*WORK REQUIRED*: In full and without deviation, reproduce the records that follow.

□ □ □ □ □

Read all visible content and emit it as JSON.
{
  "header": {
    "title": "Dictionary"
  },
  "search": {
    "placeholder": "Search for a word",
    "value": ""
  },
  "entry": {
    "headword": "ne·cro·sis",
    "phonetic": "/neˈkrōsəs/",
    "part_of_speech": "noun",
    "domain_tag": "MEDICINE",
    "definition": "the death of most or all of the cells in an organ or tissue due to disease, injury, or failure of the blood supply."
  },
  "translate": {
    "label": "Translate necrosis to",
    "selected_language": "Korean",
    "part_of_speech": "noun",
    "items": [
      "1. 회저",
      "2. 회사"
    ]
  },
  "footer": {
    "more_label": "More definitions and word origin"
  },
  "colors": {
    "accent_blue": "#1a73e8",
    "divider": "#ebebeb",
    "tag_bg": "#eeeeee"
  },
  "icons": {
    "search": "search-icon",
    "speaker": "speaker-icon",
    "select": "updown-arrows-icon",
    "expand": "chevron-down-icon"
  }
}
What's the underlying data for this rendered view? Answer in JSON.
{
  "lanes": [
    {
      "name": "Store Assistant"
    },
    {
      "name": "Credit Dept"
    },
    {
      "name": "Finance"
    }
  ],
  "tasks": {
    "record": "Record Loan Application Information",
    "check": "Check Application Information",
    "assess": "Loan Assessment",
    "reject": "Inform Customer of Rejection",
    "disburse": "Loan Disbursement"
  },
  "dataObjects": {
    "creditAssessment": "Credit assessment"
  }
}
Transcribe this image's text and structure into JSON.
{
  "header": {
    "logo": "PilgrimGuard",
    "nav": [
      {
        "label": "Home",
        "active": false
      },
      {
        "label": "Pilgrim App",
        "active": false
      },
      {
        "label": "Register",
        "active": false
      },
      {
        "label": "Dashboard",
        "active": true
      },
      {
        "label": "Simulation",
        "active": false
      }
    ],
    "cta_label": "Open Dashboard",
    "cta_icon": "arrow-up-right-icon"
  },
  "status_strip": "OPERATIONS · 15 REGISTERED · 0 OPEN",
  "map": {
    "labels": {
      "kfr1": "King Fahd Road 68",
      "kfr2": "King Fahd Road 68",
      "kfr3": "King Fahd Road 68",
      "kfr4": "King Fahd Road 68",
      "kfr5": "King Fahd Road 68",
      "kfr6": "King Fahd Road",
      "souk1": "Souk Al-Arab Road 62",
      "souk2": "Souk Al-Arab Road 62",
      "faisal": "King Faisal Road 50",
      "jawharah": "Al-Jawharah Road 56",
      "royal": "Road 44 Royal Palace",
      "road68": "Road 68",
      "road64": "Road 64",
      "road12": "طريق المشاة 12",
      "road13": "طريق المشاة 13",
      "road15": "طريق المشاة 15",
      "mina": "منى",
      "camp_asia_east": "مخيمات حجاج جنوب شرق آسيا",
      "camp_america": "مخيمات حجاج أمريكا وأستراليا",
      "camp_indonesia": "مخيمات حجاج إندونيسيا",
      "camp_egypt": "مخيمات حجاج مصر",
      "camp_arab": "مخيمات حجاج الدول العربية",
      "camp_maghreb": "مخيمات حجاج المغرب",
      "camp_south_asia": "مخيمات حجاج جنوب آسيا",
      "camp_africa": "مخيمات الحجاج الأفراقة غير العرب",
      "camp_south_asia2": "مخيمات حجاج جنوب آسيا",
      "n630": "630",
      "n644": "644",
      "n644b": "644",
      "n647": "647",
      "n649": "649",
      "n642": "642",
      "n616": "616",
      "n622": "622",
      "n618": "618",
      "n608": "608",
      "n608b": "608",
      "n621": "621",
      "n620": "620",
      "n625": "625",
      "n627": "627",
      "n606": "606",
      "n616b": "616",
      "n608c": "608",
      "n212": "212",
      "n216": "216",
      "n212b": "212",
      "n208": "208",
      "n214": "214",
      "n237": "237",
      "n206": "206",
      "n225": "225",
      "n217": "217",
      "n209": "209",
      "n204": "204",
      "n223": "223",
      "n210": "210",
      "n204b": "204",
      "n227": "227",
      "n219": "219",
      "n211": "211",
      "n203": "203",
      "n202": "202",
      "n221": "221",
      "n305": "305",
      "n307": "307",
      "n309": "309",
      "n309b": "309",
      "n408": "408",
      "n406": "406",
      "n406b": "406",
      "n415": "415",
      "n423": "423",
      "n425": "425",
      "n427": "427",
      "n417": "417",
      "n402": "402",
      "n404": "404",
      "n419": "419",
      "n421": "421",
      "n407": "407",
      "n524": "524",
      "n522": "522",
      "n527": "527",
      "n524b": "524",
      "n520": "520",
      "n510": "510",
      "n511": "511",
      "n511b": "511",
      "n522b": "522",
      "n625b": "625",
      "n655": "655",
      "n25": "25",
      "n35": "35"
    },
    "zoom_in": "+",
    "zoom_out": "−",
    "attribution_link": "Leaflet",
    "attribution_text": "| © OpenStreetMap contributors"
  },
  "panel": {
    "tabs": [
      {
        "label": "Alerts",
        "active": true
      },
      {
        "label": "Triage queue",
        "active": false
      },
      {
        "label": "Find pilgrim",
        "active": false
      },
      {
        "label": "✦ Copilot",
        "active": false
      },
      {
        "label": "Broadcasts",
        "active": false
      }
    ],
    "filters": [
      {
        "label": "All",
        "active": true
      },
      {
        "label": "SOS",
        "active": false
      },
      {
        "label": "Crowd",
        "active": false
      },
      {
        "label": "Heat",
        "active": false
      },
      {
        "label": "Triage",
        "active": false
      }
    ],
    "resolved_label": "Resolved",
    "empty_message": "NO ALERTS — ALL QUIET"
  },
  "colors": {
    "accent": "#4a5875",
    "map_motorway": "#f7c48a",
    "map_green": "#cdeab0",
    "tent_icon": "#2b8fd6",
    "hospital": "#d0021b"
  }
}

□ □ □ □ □

*ANSWER AREA*:
Read all visible content and emit it as JSON.
{
  "header": {
    "title": "Dictionary"
  },
  "search": {
    "placeholder": "Search for a word",
    "value": ""
  },
  "entry": {
    "headword": "ne·cro·sis",
    "phonetic": "/neˈkrōsəs/",
    "part_of_speech": "noun",
    "domain_tag": "MEDICINE",
    "definition": "the death of most or all of the cells in an organ or tissue due to disease, injury, or failure of the blood supply."
  },
  "translate": {
    "label": "Translate necrosis to",
    "selected_language": "Korean",
    "part_of_speech": "noun",
    "items": [
      "1. 회저",
      "2. 회사"
    ]
  },
  "footer": {
    "more_label": "More definitions and word origin"
  },
  "colors": {
    "accent_blue": "#1a73e8",
    "divider": "#ebebeb",
    "tag_bg": "#eeeeee"
  },
  "icons": {
    "search": "search-icon",
    "speaker": "speaker-icon",
    "select": "updown-arrows-icon",
    "expand": "chevron-down-icon"
  }
}
What's the underlying data for this rendered view? Answer in JSON.
{
  "lanes": [
    {
      "name": "Store Assistant"
    },
    {
      "name": "Credit Dept"
    },
    {
      "name": "Finance"
    }
  ],
  "tasks": {
    "record": "Record Loan Application Information",
    "check": "Check Application Information",
    "assess": "Loan Assessment",
    "reject": "Inform Customer of Rejection",
    "disburse": "Loan Disbursement"
  },
  "dataObjects": {
    "creditAssessment": "Credit assessment"
  }
}
Transcribe this image's text and structure into JSON.
{
  "header": {
    "logo": "PilgrimGuard",
    "nav": [
      {
        "label": "Home",
        "active": false
      },
      {
        "label": "Pilgrim App",
        "active": false
      },
      {
        "label": "Register",
        "active": false
      },
      {
        "label": "Dashboard",
        "active": true
      },
      {
        "label": "Simulation",
        "active": false
      }
    ],
    "cta_label": "Open Dashboard",
    "cta_icon": "arrow-up-right-icon"
  },
  "status_strip": "OPERATIONS · 15 REGISTERED · 0 OPEN",
  "map": {
    "labels": {
      "kfr1": "King Fahd Road 68",
      "kfr2": "King Fahd Road 68",
      "kfr3": "King Fahd Road 68",
      "kfr4": "King Fahd Road 68",
      "kfr5": "King Fahd Road 68",
      "kfr6": "King Fahd Road",
      "souk1": "Souk Al-Arab Road 62",
      "souk2": "Souk Al-Arab Road 62",
      "faisal": "King Faisal Road 50",
      "jawharah": "Al-Jawharah Road 56",
      "royal": "Road 44 Royal Palace",
      "road68": "Road 68",
      "road64": "Road 64",
      "road12": "طريق المشاة 12",
      "road13": "طريق المشاة 13",
      "road15": "طريق المشاة 15",
      "mina": "منى",
      "camp_asia_east": "مخيمات حجاج جنوب شرق آسيا",
      "camp_america": "مخيمات حجاج أمريكا وأستراليا",
      "camp_indonesia": "مخيمات حجاج إندونيسيا",
      "camp_egypt": "مخيمات حجاج مصر",
      "camp_arab": "مخيمات حجاج الدول العربية",
      "camp_maghreb": "مخيمات حجاج المغرب",
      "camp_south_asia": "مخيمات حجاج جنوب آسيا",
      "camp_africa": "مخيمات الحجاج الأفراقة غير العرب",
      "camp_south_asia2": "مخيمات حجاج جنوب آسيا",
      "n630": "630",
      "n644": "644",
      "n644b": "644",
      "n647": "647",
      "n649": "649",
      "n642": "642",
      "n616": "616",
      "n622": "622",
      "n618": "618",
      "n608": "608",
      "n608b": "608",
      "n621": "621",
      "n620": "620",
      "n625": "625",
      "n627": "627",
      "n606": "606",
      "n616b": "616",
      "n608c": "608",
      "n212": "212",
      "n216": "216",
      "n212b": "212",
      "n208": "208",
      "n214": "214",
      "n237": "237",
      "n206": "206",
      "n225": "225",
      "n217": "217",
      "n209": "209",
      "n204": "204",
      "n223": "223",
      "n210": "210",
      "n204b": "204",
      "n227": "227",
      "n219": "219",
      "n211": "211",
      "n203": "203",
      "n202": "202",
      "n221": "221",
      "n305": "305",
      "n307": "307",
      "n309": "309",
      "n309b": "309",
      "n408": "408",
      "n406": "406",
      "n406b": "406",
      "n415": "415",
      "n423": "423",
      "n425": "425",
      "n427": "427",
      "n417": "417",
      "n402": "402",
      "n404": "404",
      "n419": "419",
      "n421": "421",
      "n407": "407",
      "n524": "524",
      "n522": "522",
      "n527": "527",
      "n524b": "524",
      "n520": "520",
      "n510": "510",
      "n511": "511",
      "n511b": "511",
      "n522b": "522",
      "n625b": "625",
      "n655": "655",
      "n25": "25",
      "n35": "35"
    },
    "zoom_in": "+",
    "zoom_out": "−",
    "attribution_link": "Leaflet",
    "attribution_text": "| © OpenStreetMap contributors"
  },
  "panel": {
    "tabs": [
      {
        "label": "Alerts",
        "active": true
      },
      {
        "label": "Triage queue",
        "active": false
      },
      {
        "label": "Find pilgrim",
        "active": false
      },
      {
        "label": "✦ Copilot",
        "active": false
      },
      {
        "label": "Broadcasts",
        "active": false
      }
    ],
    "filters": [
      {
        "label": "All",
        "active": true
      },
      {
        "label": "SOS",
        "active": false
      },
      {
        "label": "Crowd",
        "active": false
      },
      {
        "label": "Heat",
        "active": false
      },
      {
        "label": "Triage",
        "active": false
      }
    ],
    "resolved_label": "Resolved",
    "empty_message": "NO ALERTS — ALL QUIET"
  },
  "colors": {
    "accent": "#4a5875",
    "map_motorway": "#f7c48a",
    "map_green": "#cdeab0",
    "tent_icon": "#2b8fd6",
    "hospital": "#d0021b"
  }
}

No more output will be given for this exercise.